The evaluation is intended to answer the overarching question: Is the Chronic Homelessness Initiative an effective strategy to end and prevent chronic homelessness in Los Angeles County? The evaluation will provide both interim milestones related to improving the systems designed to house and serve people experiencing chronic homelessness and estimates of the effect of the development and operation of permanent supportive housing (PSH) on its residents and on chronic homelessness itself.

The Foundation articulated the following five-year strategic goals for the Initiative, significant milestones toward the goal of ending and preventing chronic homelessness in Los Angeles:

  • Demonstrated action by elected and public officials to support a systemic approach to addressing chronic homelessness;
  • $15 million in private funds allocated directly toward PSH;
  • $75 million in public sector funds realigned toward PSH;
  • 3,000 new PSH units constructed or in the development pipeline;
  • 1,000 scattered site PSH units made available with necessary operating and service funding;
  • 1,000 of the most vulnerable chronically homeless persons housed in PSH;
  • A system of prioritizing chronically homeless persons for PSH in place; and
  • Increased capacity of developers and providers to provide PSH effectively.

The goals and the Foundation’s associated grant investments reflect an underlying theory of what the Hilton Foundation thought was needed in order to address chronic homelessness in Los Angeles. The evaluation team documented the unspoken rationale behind the investments in a Theory of Change, developed through discussions with Foundation staff and other key stakeholders. Briefly, the theory is that to end chronic homelessness, Los Angeles needs significantly more PSH resources and a formal system of linking chronically homeless individuals with available PSH based on well-established priorities for identifying who is chronically homeless and who among those should be placed in housing first. Further, the theory recognizes that to develop more PSH resources, the community will need consensus that PSH should be a priority, political will to overcome funding and siting battles that have hampered wide-spread development of PSH in the past, commitments from funders to develop the units needed, and increased capacity among housing and service providers to effectively target PSH to chronically homeless people.

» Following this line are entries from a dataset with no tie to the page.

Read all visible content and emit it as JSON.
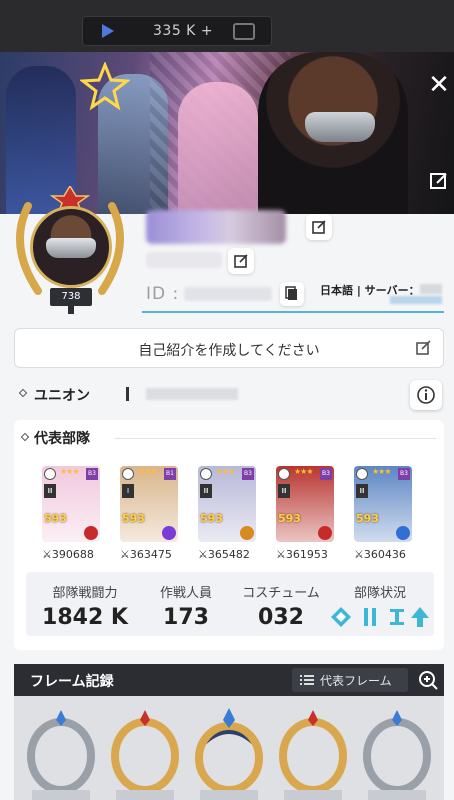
{
  "topbar": {
    "resource_value": "335 K",
    "add_symbol": "+"
  },
  "banner": {
    "close_symbol": "✕"
  },
  "profile": {
    "level": "738",
    "id_label": "ID :",
    "language_server": "日本語 | サーバー："
  },
  "intro": {
    "placeholder": "自己紹介を作成してください"
  },
  "union": {
    "label": "ユニオン"
  },
  "squad": {
    "title": "代表部隊",
    "members": [
      {
        "level": "593",
        "power": "390688",
        "code": "B3",
        "element_color": "#c72a2a",
        "bg": "#f1c8dd"
      },
      {
        "level": "593",
        "power": "363475",
        "code": "B1",
        "element_color": "#7a3bd6",
        "bg": "#d9b58b"
      },
      {
        "level": "593",
        "power": "365482",
        "code": "B3",
        "element_color": "#d98a1e",
        "bg": "#b8b8d8"
      },
      {
        "level": "593",
        "power": "361953",
        "code": "B3",
        "element_color": "#c72a2a",
        "bg": "#b8352f"
      },
      {
        "level": "593",
        "power": "360436",
        "code": "B3",
        "element_color": "#2f6fd6",
        "bg": "#5d86c4"
      }
    ],
    "stats": {
      "power_label": "部隊戦闘力",
      "power_value": "1842 K",
      "members_label": "作戦人員",
      "members_value": "173",
      "costume_label": "コスチューム",
      "costume_value": "032",
      "status_label": "部隊状況"
    }
  },
  "frames": {
    "title": "フレーム記録",
    "button_label": "代表フレーム"
  },
  "colors": {
    "accent": "#53b2de",
    "gold": "#d8b15c",
    "status_teal": "#3eb6d6"
  }
}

This document provides the evaluation team’s report on the first 18 months of the Initiative, covering actions undertaken and results accomplished from January 2011 through July 2012. The report provides an assessment of each of the goals within the context of the Theory of Change. Each goal is examined in relation to whether there is sufficient data to adequately measure progress on the goal and then, if possible, the extent to which each goal has been attained.

The assessment is based on: information collected from 460 local stakeholders through a web-based survey; interviews with 50 people representing 43 public and private non-grantee organizations; interviews with 30 people from the Foundation’s 2011 grantees; 4 focus groups with formerly homeless PSH residents; analysis of data from Hilton Foundation grantees – especially Home For Good, the Corporation for Supportive Housing, and Community Solutions; analysis of Los Angeles Homeless Services Authority (LAHSA) point-in-time count estimates; and independent documentation of other local actions and events. Data were reviewed and cleaned by the evaluation team, and validated against other sources when available.